The Army's Underground Nuclear Ice Village

Camp Century was to be a place of unprecedented scientific research—a new center for exploring the means by which mankind could both conquer and understand the natural world. At least that was the line. But really, and as stated on the very first page of the aforementioned report, Camp Century was a Cold War power move: "With the advent of such weapons as the atomic bomb, the supersonic longrange bomber, and the intercontinental ballistic missile, it was inevitable that military attention should be drawn to the remote arctic regions which lie athwart the shortest air routes between the major land masses of the Northern Hemisphere."

That is to say, the US, in the depths of Cold War tension, wanted an easier way to sling missiles at Moscow. An underground base, covered with snow and ice, would be a brilliant strategic accomplishment—the report makes repeated reference to such a design being particularly well-protected against "attack." And so the Army's engineers got to work in earnest.

The Army's Underground Nuclear Ice Village

Enormous trenches were dug out of the ground. Immensely heavy pieces of equipment and pre-fab structures were lugged to the construction site at an agonizing two miles an hour. A specially designed "portable" nuclear reactor—the smallest of its kind at the time—was delivered by ship to power the entire complex.

And considering the entire thing was buried beneath a frozen wasteland, the amenities sounded pretty cushy: Camp Century boasted fresh running water for the over 100 men residing within, a rec room, library, hospital, church, and kitchen, in addition to the requisite labs and communication facilities (it was a military base, after all).

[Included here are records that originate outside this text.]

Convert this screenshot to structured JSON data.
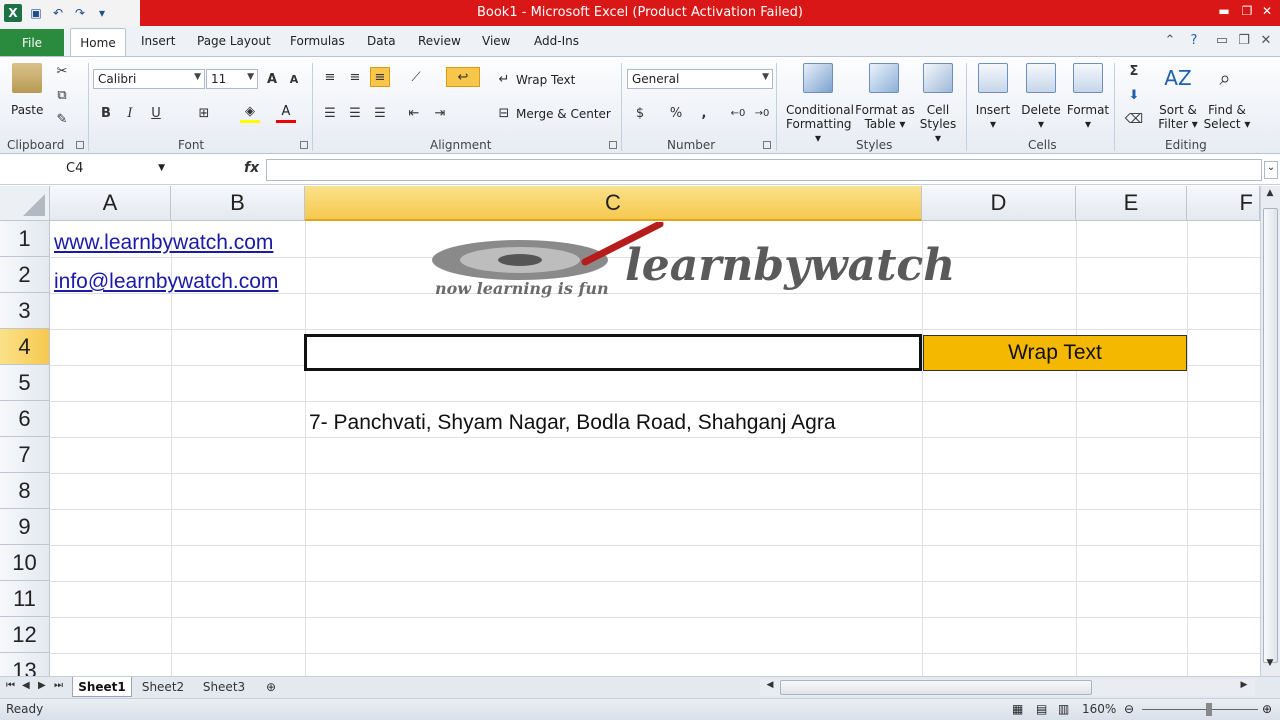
{
  "window": {
    "title": "Book1  -  Microsoft Excel (Product Activation Failed)"
  },
  "qat": {
    "logo": "X",
    "icons": [
      "save-icon",
      "undo-icon",
      "redo-icon",
      "customize-icon"
    ]
  },
  "tabs": {
    "file": "File",
    "home": "Home",
    "insert": "Insert",
    "page_layout": "Page Layout",
    "formulas": "Formulas",
    "data": "Data",
    "review": "Review",
    "view": "View",
    "add_ins": "Add-Ins"
  },
  "ribbon": {
    "clipboard": {
      "paste": "Paste",
      "group": "Clipboard"
    },
    "font": {
      "name": "Calibri",
      "size": "11",
      "group": "Font",
      "bold": "B",
      "italic": "I",
      "underline": "U",
      "grow": "A",
      "shrink": "A"
    },
    "alignment": {
      "wrap_text": "Wrap Text",
      "merge_center": "Merge & Center",
      "group": "Alignment"
    },
    "number": {
      "format": "General",
      "percent": "%",
      "comma": ",",
      "group": "Number"
    },
    "styles": {
      "conditional_1": "Conditional",
      "conditional_2": "Formatting",
      "format_table_1": "Format as",
      "format_table_2": "Table",
      "cell_styles_1": "Cell",
      "cell_styles_2": "Styles",
      "group": "Styles"
    },
    "cells": {
      "insert": "Insert",
      "delete": "Delete",
      "format": "Format",
      "group": "Cells"
    },
    "editing": {
      "sigma": "Σ",
      "sort_1": "Sort &",
      "sort_2": "Filter",
      "find_1": "Find &",
      "find_2": "Select",
      "group": "Editing"
    }
  },
  "formula_bar": {
    "name_box": "C4",
    "fx": "fx",
    "value": ""
  },
  "grid": {
    "columns": [
      "A",
      "B",
      "C",
      "D",
      "E",
      "F"
    ],
    "rows": [
      "1",
      "2",
      "3",
      "4",
      "5",
      "6",
      "7",
      "8",
      "9",
      "10",
      "11",
      "12",
      "13"
    ],
    "a1": "www.learnbywatch.com",
    "a2": "info@learnbywatch.com",
    "d4": "Wrap Text",
    "c6": "7- Panchvati, Shyam Nagar, Bodla Road, Shahganj Agra",
    "logo_text": "learnbywatch",
    "logo_tagline": "now learning is fun"
  },
  "sheets": [
    "Sheet1",
    "Sheet2",
    "Sheet3"
  ],
  "status": {
    "ready": "Ready",
    "zoom": "160%"
  },
  "colors": {
    "title_bar": "#d91717",
    "file_tab": "#2a8a3d",
    "highlight_cell": "#f5b800",
    "active_header": "#f6c94f"
  }
}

It was a remarkable engineering project, but building a nuclear-powered igloo missile silo proved more difficult than anticipated. The immense heat from a nuclear plant and everything it powers, combined with walls of snow? You can see where this is going. Constant melting, digging, and re-digging, as well as the shifting ice plates, turned the construction marvel into something of a nightmare. It was abandoned in 1966, before any nukes were ever known to have been brought to the site. A search party in 1969 found only twisted wreckage.

The Army's Underground Nuclear Ice Village

So was it a success? Sort of. The Army had its strange underground world for several years, yes. Until it collapsed onto itself. But it never served to thwart Russian nukes, nor did it house any of its own. But did it ever need to? Luckily, that never ended up mattering. Still—it's a reminder of the lengths to which the Cold War spurred, to such a radical extent, a manic desire to outdo the enemy. Enough to build a nuclear power plant in a block of ice. [BLDGBLG]

Photos courtesy of Ray Hansen and Frank J. Leskovitz